Using the various types of organizational charts discussed in this article works as a vital tool for all types of organizations. These charts improve the effectiveness of the operations by managing change well. The change management is well-organized in these structured organizations which help a lot to polish the operational efficiency.
Another key point is how communication can be improved by using these organizational charts. These charts give a way to provide for structure, so that both the upward as well the downward communication is monitored and managed well. The gap at any point of communication is identified immediately and corrected using the change management processes. The informal communication is also recorded, so that any unwanted or unethical problems are stopped at the beginning.

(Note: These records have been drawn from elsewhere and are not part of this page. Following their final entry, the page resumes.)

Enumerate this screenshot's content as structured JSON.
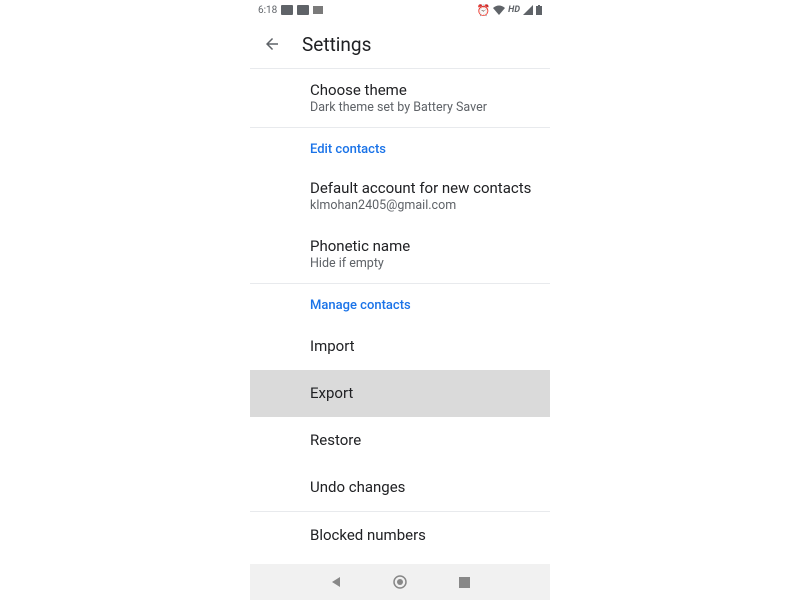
{
  "status_bar": {
    "time": "6:18"
  },
  "app_bar": {
    "title": "Settings"
  },
  "items": {
    "theme": {
      "title": "Choose theme",
      "subtitle": "Dark theme set by Battery Saver"
    }
  },
  "sections": {
    "edit_contacts": {
      "header": "Edit contacts",
      "default_account": {
        "title": "Default account for new contacts",
        "subtitle": "klmohan2405@gmail.com"
      },
      "phonetic": {
        "title": "Phonetic name",
        "subtitle": "Hide if empty"
      }
    },
    "manage_contacts": {
      "header": "Manage contacts",
      "import": "Import",
      "export": "Export",
      "restore": "Restore",
      "undo": "Undo changes",
      "blocked": "Blocked numbers"
    }
  }
}
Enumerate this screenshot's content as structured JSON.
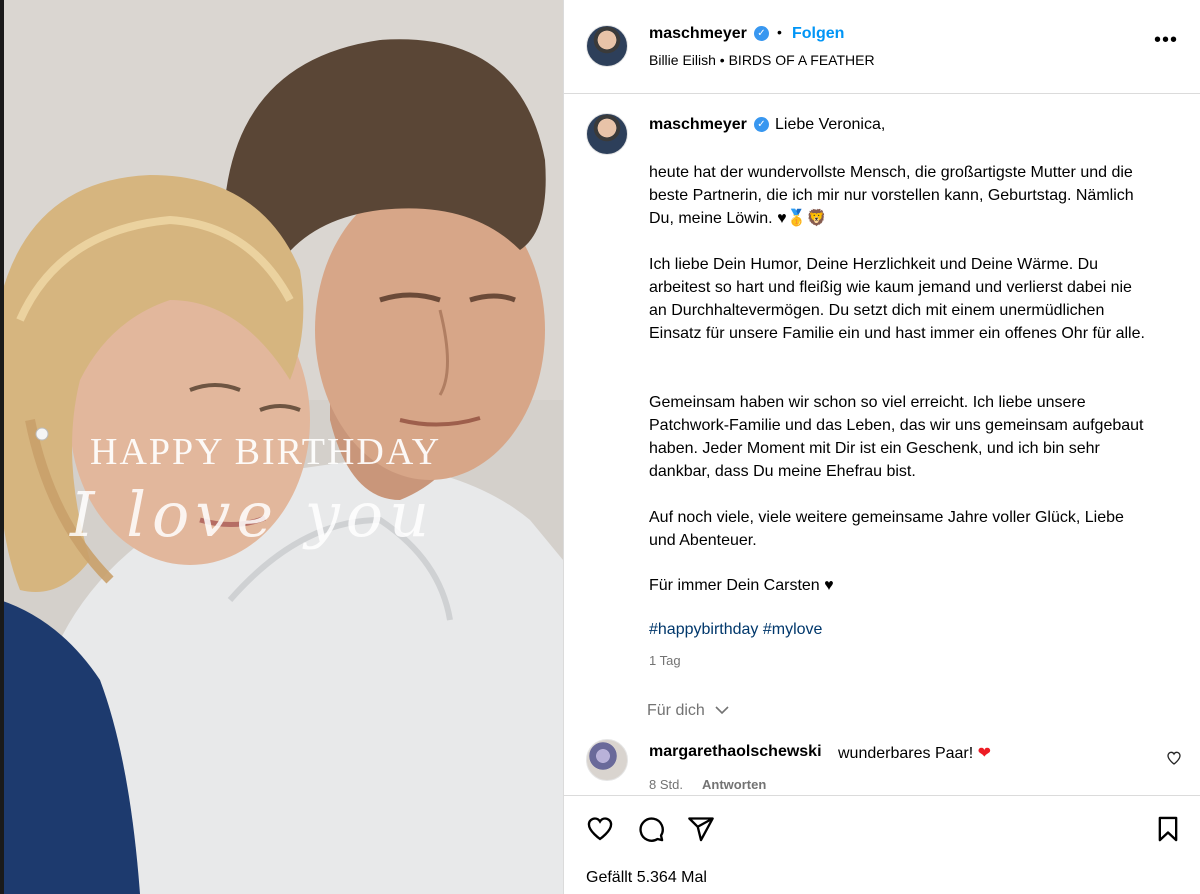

The visualization of the organizational structure through charts is the easy way to create a successful framework during the change. The clearly defined and structured organizations escaped the recent recession primarily because they had a clearly designed organizational chart. This is how the India based global IT giants like TCS and Infosys survived the recent recession. The organizational charts also help to create the organizational or the work breakdown structures.